The only thing I could think was that she could have a sore inside her mouth that made big mouthfuls uncomfortable. I called my vet just in case and she agreed with me, saying to just keep an eye on her. Gwen was okay this morning but she'll be getting the raptor treatment for the next few days- I'll be watching her like a hawk.

Horses, the world experts on making your heart jump into your throat...


  1. Wow. I'm dramatic, too. Very. Could she have choked and then got it down?

  2. It's possible. Though she didn't cough at all and she didn't have any snot coming out of her nose (I asked the vet about that and was told that was a symptom of choke).

  3. Could have been an insect sting/bite, although the time of year makes it less likely.

  4. She might have taken too big a bite and couldn't handle it. Could have had a stick or hard piece that poked her. Could have been playing with it. Could have been any number of things just to make you crazy. I'm sure she'll be fine whatever it was. And dramatic is fine, I do it all the time.

  5. Kate, it could have been a bite. As in she could have bit herself, I do it all the time. It was about 30F here yesterday so insects are out.

    GHM- yep, it could have been any one of those. And it did make me crazy.

    She was so funny when I was standing there watching her eat though. Like, "what's up with you, human?"

  6. The British Horse Society just published the results of research into the health benefits of having horses - exercise, being out in the fresh air, the feel good factor of companionship etc - but nobody's ever done research into the health risks associated with having horses (we won't mention serious physical damage as a result of falls or being trampled): elevated blood pressure, anxiety attacks and heart-in-throat syndrome.
    Yesterday morning I found Cassie grinding her teeth like mad after breakfast. Like you, I had my hand in her mouth checking teeth, tongue, inside cheeks until she nearly gagged. Nothing! Probably a case of greedy gullet...

  7. I have no idea, but I'm glad she's doing better now! I think they make up things to do to us so they can see our reaction...

  8. twohorses- the first half of your comment made me LOL! I'm glad Cassie was fine, these mares should do know how to shake us!
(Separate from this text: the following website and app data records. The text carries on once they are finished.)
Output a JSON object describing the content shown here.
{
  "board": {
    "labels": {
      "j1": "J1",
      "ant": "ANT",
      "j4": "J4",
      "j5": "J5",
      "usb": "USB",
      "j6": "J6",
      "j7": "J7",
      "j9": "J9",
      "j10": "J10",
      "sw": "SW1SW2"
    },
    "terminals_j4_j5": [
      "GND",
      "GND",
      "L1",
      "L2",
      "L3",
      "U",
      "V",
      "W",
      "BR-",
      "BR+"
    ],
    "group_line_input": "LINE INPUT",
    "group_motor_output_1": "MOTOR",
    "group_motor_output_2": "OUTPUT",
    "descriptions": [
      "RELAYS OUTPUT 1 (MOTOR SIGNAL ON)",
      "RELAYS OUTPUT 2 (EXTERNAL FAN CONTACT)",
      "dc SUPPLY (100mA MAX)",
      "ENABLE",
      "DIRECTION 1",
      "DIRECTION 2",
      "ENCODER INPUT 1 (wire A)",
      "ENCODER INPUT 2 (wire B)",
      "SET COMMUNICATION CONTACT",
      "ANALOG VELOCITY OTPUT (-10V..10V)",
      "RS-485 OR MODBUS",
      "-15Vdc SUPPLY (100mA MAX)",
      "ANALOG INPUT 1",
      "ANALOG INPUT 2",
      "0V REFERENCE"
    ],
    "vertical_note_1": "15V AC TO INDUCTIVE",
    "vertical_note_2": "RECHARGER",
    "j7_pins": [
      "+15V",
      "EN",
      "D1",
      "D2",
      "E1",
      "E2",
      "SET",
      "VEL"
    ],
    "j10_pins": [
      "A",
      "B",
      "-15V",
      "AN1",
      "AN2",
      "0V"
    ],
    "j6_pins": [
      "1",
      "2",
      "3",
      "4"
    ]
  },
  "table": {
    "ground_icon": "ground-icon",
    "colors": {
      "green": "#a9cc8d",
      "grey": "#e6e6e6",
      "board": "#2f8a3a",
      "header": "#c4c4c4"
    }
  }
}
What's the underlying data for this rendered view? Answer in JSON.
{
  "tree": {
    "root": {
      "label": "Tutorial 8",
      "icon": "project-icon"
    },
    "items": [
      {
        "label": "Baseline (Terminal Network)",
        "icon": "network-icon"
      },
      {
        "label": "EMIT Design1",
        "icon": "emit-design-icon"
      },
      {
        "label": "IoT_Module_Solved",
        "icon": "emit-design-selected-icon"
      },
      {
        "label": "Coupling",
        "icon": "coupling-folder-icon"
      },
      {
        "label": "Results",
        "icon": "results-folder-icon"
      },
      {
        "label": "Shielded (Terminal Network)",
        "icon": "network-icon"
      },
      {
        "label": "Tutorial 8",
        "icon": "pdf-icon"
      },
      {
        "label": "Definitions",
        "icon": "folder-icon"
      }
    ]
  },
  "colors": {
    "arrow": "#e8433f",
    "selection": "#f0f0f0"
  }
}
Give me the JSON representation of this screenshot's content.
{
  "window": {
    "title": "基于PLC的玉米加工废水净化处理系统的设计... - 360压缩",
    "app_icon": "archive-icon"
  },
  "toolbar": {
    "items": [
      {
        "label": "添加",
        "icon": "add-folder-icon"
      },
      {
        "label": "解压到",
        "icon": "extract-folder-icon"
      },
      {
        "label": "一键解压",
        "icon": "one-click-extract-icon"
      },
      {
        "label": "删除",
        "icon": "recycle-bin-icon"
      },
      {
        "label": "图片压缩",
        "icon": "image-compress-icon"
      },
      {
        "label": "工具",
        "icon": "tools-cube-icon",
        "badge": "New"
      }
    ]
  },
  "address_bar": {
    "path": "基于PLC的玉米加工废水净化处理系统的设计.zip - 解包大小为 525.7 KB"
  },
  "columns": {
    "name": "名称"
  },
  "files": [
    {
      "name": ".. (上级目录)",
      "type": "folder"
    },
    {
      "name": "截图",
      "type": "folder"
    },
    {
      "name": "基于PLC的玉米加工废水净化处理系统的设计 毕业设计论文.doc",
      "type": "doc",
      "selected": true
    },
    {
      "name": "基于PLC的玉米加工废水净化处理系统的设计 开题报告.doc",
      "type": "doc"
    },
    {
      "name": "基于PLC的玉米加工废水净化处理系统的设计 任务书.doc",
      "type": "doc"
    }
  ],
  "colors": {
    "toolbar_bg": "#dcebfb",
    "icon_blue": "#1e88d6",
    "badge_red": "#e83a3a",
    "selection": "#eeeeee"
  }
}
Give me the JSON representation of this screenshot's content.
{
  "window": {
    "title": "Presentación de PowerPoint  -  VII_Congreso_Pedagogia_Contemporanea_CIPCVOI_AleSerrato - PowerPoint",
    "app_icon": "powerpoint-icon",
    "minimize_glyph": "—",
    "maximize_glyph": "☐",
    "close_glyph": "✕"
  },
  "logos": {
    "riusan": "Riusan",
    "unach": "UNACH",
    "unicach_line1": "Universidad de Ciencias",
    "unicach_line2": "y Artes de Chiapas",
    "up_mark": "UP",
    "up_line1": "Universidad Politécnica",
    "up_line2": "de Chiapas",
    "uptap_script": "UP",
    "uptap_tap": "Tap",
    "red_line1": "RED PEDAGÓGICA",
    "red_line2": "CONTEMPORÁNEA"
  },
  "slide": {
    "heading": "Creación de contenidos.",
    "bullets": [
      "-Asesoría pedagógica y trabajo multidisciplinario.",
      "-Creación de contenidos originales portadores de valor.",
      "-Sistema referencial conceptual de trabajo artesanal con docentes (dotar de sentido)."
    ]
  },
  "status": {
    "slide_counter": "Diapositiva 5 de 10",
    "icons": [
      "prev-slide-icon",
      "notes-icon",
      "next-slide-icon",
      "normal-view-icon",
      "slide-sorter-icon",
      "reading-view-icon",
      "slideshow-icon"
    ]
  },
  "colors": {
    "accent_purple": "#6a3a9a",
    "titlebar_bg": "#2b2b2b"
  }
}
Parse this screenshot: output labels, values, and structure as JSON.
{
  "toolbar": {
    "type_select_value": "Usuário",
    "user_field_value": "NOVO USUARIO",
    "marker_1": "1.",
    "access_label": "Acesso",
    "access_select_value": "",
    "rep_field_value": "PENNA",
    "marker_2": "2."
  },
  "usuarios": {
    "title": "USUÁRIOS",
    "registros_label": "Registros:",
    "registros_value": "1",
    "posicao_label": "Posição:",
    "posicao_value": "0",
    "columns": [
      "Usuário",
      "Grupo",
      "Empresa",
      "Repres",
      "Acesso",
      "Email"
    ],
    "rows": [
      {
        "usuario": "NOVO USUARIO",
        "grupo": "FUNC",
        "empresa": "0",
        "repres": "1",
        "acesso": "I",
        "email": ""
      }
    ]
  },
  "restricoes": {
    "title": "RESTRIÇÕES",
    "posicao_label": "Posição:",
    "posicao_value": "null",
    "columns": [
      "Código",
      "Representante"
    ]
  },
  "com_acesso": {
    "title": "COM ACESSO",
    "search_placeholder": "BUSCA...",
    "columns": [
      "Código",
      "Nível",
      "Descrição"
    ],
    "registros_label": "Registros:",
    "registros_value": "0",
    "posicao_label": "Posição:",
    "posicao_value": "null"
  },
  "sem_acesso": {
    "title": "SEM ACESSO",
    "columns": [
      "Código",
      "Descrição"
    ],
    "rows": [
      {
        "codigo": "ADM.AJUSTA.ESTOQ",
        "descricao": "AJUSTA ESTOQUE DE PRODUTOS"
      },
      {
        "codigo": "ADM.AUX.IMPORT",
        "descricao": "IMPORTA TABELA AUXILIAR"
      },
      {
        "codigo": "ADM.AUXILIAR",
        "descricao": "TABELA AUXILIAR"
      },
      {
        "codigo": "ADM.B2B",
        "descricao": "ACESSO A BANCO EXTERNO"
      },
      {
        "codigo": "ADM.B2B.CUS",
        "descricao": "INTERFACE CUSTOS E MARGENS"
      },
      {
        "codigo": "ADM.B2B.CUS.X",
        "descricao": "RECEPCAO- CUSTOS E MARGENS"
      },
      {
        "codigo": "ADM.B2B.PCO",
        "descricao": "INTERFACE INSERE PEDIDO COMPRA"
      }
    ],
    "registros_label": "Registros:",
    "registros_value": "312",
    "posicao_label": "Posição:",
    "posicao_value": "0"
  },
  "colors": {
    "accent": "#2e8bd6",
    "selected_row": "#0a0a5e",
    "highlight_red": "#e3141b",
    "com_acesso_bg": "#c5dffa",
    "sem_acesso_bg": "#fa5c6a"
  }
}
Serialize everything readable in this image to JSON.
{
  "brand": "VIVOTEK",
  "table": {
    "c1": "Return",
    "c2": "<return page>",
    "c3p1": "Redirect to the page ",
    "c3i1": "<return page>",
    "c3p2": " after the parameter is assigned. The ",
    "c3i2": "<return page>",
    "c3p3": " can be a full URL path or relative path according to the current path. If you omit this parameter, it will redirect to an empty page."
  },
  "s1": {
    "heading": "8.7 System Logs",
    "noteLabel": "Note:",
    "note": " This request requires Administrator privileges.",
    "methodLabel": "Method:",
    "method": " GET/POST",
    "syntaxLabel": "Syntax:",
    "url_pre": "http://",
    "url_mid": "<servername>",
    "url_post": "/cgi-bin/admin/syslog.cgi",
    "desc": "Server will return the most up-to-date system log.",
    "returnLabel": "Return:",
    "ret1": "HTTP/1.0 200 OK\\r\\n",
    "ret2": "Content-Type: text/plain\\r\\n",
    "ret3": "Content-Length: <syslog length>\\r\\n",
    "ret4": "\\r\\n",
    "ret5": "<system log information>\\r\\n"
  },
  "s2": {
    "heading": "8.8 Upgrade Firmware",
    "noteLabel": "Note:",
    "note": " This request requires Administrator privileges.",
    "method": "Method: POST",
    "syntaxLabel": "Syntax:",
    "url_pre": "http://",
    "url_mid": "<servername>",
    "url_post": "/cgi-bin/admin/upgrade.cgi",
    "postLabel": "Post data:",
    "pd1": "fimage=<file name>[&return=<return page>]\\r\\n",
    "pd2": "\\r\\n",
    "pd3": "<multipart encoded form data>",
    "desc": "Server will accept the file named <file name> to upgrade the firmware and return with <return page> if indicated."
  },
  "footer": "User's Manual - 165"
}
    in2paints- sometimes I think you're right about that one.

    Fortunately she seemed completely normal tonight, I parked in front of loose hay just to make sure. No mad pawing, no dropped hay, mare back to normal :)

  9. That is really weird. Whatever happened, she was mad at that hay!

  10. Well, I am glad she seems ok!

    My mare will often fling her slow feed bag around, upside down, and then it somehow gets unhooked and ends up on the ground. I think her problem is that she cannot get the hay fast enough for her. When I first got the slow feed bag, she refused to eat from it. At first I thought she was sick, I was checking her teeth, listening to her gut, and just being so worried! Turns out she went on a hunger strike to show she was not happy with the bag! And this is from a Haflinger!

    Oh mares. . .they love keeping us on our toes!

  11. Strange, but absolutely deserving of dramatic response. :-) I'm with in2paints....I am sure that Gwen and Coriander had a chuckle after you left.

  12. I wonder if there was a sticker in that giant mouthful of hay? Or a stick, like GHM said...

  13. Val- I don't think I've ever seen her that mad!

    Allison- that's an opinionated haffie you've got!

    Wolfie- absolutely, a problem eating is HUGE in my book.

    Funder, it's possible. I've been finding burdocks in some of these bales, so something sticking her in the mouth wouldn't have been out of the question.